Current Events Culture

Why Will’s Slap Hit Different

Robert Callahan

By now, everyone has heard, and seen, the moment forever enshrined in television history as “The slap heard around the world”. Will Smith’s physical response to Chris Rock’s comedic attack on Jada Pinkett Smith was viewed in real-time by millions and rewatched and remixed countless more times. Presently, a version where Mr. Rock sheds gold rings emulating Sonic the Hedgehog has more than two thousand views. 

As jokes and critiques abound, there are an infinite number of layers to peel in the saga of Will Smith vs. Chris Rock: 

  • The import of Black women feeling valued and defended;
  • Whether the influence of patriarchy led Will to improperly assume Jada’s defense where it wasn’t clearly requested;
  • The problematic nature of disability-based humor;
  • The extent to which the Black community should concern itself with public perception in mixed company;
  • The psychological effects of the white gaze on the Black community;
  • The hypocrisy of societal justifications for, or aversion to, violence in certain circumstances;
  • The amount of attention that should be called to the encounter at all.

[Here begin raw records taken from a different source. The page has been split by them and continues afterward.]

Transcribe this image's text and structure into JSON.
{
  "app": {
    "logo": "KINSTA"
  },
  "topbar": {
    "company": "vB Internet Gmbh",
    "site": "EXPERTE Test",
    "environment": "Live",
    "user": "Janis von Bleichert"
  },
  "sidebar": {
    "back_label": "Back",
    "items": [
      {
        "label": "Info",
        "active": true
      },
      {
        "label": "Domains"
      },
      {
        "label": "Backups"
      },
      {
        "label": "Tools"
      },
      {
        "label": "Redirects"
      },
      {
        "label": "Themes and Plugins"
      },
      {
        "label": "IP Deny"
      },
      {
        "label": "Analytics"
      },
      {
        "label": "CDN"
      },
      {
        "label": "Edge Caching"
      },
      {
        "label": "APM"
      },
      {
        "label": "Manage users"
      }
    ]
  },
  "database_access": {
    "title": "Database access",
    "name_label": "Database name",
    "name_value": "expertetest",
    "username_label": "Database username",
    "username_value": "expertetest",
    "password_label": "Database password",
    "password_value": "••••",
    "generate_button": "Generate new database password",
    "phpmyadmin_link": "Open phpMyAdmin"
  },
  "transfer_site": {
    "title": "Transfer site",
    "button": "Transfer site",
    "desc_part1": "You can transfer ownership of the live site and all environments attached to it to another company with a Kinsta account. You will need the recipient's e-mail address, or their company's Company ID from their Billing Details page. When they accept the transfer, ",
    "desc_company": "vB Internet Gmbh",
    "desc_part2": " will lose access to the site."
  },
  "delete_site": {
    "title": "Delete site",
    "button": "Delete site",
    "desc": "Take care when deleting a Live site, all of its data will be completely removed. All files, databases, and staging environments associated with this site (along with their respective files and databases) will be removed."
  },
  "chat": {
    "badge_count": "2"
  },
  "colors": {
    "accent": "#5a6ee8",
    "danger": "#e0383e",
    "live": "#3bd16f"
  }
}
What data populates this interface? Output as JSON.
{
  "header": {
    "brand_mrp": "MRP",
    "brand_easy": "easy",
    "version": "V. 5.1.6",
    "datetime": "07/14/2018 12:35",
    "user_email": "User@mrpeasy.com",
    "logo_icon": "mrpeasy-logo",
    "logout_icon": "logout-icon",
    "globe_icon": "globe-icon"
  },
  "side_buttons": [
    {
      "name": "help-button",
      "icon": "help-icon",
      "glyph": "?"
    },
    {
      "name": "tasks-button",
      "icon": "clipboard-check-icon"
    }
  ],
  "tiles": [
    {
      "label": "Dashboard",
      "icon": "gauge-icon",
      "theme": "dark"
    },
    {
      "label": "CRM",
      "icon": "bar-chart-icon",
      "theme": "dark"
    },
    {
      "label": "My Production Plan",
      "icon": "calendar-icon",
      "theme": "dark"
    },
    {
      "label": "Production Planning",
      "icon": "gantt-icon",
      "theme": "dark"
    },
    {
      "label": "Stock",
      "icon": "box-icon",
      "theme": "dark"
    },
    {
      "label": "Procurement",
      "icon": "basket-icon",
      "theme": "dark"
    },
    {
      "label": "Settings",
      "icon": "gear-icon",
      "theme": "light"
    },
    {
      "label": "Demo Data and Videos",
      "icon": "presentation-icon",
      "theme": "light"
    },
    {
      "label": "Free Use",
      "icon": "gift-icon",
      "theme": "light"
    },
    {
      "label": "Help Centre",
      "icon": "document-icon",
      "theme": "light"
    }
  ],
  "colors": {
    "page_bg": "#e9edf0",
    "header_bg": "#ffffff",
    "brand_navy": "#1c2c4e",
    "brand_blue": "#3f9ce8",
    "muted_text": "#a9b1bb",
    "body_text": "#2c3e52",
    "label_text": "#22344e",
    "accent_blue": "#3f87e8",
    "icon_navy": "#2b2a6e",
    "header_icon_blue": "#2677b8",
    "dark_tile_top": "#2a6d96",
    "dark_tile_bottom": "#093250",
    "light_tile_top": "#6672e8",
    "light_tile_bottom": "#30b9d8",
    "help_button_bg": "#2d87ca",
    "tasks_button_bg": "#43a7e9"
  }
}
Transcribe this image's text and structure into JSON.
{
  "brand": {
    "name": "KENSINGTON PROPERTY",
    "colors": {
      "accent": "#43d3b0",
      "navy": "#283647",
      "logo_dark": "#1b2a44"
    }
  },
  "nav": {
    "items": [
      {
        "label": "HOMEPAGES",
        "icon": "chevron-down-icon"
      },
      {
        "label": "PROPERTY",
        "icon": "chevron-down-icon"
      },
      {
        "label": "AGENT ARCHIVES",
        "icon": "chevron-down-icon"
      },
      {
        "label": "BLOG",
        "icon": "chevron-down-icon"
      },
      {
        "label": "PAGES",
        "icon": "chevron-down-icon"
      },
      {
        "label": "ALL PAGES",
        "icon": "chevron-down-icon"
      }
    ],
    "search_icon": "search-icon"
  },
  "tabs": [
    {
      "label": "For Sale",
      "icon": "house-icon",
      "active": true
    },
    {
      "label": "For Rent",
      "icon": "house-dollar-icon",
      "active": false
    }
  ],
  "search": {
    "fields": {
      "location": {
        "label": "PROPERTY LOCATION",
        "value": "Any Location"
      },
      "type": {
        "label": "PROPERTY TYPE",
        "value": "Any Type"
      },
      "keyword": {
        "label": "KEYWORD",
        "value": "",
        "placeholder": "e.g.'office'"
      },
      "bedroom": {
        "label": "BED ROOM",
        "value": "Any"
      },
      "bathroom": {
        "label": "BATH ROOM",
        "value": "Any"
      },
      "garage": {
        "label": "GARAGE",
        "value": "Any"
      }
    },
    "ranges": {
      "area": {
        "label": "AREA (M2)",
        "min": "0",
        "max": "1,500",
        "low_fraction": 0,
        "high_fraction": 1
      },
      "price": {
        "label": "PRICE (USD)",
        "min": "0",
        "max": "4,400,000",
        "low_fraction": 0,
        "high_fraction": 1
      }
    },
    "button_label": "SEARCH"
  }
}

People are having these conversations, and for a good reason. However, I think there is another question that we should be asking: “What is the virtue of a proportional response to unprovoked and harmful public displays of disrespect?” 

Uneven Power Dynamics 

Those who believe that Will Smith’s response was inappropriate argue that violence is never the answer to conflict, especially when there are other outlets for conflict resolution. In short, those who disagree with Smith’s actions assert that he did not “play by the rules.” This is a valid point, yet it overlooks the power dynamics present in the situation. 

Insult comedy is such a normalized brand of entertainment that it is easy to overlook the imbalance of power at the Oscars. It is a hallowed tradition for celebrities to be publicly insulted  (and possibly humiliated) among their peers at the Academy Awards. The subjects of these jokes absorb embarrassment, though some will issue a statement after the ceremony (that few people will read) if a particular insult stepped on their toes. 

Chris Rock’s joke (whether he realized it at the time or not) poked fun at a person with a chronic illness and made a Black woman’s hair the punchline of a joke in mixed company. Furthermore, Jada Pinkett-Smith was at the Oscars as her husband’s guest and not as a nominee or entertainer. In other words, she was “minding her own business.” This presents an uneven power dynamic that makes the insulting joke even more troublesome. 

When power dynamics are at the heart of social conflict, meaningful, long-term change only happens if those fighting the status quo abandon the traditional rules of engagement. Smith did not play by the rules. At that fateful moment, he stood up for someone without power. It was the right decision. 

Traditions that consistently harm specific groups do not simultaneously create fair processes for those groups to challenge those practices. As a result, those in the position of power will almost always object that the recipients of harm are not “playing by the rules.”

Whatever else may come from #SlapGate, we know the following to be true: Comedians generally, and Chris Rock, in particular, will think twice before making jokes about audience members’ physical appearance.

Fighting Back

We have seen a lot of hand-wringing in response to Will’s decision not to play by the rules at the Oscars. Yet, I cannot help but think the strongest objections derive from the fact that, momentarily, Chris Rock stood as an avatar for those who typically occupy positions of power, accustomed to speaking and acting with impunity to the detriment of those without power. 

Perhaps, their true frustration is the realization that, no matter how tame we may seem, those without power can stand up and fight back without using pre-approved channels to do so. Justice usually only happens when we do not play by the rules.